DATA TO USE Start Marker

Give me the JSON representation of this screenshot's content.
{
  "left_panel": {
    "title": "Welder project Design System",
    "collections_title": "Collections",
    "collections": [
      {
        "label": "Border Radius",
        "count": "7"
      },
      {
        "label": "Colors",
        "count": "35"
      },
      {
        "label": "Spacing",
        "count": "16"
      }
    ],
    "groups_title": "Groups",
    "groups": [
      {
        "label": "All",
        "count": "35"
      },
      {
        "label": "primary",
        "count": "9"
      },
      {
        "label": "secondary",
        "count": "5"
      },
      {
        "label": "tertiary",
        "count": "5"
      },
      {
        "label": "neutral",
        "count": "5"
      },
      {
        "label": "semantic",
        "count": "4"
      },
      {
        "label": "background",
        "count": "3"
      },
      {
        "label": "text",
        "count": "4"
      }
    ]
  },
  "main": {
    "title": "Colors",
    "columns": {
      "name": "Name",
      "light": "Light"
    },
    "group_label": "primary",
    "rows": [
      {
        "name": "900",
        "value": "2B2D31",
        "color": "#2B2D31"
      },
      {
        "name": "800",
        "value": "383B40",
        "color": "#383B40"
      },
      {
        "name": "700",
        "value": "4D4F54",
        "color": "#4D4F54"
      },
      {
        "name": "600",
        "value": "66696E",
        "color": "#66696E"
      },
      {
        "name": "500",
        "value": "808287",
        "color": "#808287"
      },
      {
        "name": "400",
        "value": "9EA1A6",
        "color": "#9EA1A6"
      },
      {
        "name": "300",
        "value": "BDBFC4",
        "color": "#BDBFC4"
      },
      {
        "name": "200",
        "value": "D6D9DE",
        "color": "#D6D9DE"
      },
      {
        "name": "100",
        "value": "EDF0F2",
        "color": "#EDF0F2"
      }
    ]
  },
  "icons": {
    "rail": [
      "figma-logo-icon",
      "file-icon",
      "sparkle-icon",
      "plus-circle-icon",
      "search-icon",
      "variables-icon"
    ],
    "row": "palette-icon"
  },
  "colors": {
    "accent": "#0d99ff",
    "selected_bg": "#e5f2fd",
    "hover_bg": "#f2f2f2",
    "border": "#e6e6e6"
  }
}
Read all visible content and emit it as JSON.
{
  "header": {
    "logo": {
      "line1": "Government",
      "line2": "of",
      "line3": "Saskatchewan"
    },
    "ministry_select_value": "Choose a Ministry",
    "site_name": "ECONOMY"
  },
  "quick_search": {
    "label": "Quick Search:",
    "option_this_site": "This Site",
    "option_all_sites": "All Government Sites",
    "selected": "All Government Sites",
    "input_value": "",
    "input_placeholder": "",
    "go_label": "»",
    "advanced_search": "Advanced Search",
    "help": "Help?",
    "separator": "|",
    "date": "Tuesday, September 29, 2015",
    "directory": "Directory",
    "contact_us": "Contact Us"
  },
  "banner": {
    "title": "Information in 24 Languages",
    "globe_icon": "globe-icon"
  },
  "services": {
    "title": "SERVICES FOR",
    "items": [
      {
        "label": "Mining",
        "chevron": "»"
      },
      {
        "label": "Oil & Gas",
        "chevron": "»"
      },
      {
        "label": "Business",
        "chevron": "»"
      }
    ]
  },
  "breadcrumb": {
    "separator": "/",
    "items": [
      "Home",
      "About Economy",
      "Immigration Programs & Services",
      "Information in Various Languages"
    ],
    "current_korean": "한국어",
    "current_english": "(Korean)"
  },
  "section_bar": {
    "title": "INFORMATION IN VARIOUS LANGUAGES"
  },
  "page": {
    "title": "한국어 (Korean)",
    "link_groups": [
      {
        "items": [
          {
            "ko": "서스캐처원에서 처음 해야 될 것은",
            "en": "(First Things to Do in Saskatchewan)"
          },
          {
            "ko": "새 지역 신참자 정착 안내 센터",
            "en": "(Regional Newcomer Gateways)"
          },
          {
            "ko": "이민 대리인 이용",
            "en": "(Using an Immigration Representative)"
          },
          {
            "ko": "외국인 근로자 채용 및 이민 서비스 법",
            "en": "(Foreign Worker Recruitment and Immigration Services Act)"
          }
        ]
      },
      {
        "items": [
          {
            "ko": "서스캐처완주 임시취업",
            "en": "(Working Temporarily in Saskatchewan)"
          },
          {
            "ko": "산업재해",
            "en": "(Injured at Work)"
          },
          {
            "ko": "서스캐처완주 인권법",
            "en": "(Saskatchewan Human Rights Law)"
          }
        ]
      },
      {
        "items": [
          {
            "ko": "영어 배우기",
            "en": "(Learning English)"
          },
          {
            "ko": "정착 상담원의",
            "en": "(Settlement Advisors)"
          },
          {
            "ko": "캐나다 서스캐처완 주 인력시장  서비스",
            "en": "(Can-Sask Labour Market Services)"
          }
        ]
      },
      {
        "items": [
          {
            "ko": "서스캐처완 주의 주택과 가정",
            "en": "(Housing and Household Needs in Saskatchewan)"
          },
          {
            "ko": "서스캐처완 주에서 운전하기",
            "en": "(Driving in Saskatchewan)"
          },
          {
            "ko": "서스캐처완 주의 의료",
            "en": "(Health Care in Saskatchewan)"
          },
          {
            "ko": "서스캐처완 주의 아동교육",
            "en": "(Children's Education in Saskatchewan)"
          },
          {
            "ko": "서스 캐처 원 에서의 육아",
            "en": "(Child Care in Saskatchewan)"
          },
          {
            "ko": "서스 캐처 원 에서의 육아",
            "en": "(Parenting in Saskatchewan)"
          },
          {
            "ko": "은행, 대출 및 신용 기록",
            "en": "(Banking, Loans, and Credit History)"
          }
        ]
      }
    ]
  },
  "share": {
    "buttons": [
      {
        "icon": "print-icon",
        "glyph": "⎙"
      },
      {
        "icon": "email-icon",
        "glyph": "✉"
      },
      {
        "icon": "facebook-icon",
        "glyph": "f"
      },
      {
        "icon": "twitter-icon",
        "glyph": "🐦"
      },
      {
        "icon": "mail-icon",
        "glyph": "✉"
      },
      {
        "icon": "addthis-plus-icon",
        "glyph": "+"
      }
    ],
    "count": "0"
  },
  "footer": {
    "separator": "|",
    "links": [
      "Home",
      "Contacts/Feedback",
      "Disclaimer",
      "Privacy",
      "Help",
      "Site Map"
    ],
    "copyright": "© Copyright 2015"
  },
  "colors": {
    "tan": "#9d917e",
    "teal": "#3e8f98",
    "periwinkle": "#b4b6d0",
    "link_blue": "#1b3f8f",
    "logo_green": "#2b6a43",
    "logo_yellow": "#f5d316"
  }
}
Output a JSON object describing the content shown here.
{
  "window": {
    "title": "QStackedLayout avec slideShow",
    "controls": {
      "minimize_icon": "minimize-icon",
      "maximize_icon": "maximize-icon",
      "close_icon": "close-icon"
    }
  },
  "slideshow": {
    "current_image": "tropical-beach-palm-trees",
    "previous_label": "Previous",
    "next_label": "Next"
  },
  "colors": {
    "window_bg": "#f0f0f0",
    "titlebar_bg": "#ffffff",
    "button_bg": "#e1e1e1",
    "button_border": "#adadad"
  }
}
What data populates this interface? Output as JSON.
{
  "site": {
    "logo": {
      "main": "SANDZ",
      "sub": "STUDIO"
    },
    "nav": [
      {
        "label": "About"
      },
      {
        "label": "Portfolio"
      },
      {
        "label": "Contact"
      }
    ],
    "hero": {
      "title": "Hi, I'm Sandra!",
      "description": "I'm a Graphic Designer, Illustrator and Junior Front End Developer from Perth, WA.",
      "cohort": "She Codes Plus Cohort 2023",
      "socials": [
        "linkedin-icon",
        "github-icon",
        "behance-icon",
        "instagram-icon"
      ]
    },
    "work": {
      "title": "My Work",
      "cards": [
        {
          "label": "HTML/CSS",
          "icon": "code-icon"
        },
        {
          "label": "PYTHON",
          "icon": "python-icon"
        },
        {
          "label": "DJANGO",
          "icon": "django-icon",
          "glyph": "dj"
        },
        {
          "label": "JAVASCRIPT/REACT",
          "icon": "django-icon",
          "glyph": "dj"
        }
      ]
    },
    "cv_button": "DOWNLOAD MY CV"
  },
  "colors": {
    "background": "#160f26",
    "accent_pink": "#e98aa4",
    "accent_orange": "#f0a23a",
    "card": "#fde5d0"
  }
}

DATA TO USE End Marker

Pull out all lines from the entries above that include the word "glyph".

        "glyph": "⎙"
        "glyph": "✉"
        "glyph": "f"
        "glyph": "🐦"
        "glyph": "✉"
        "glyph": "+"
          "glyph": "dj"
          "glyph": "dj"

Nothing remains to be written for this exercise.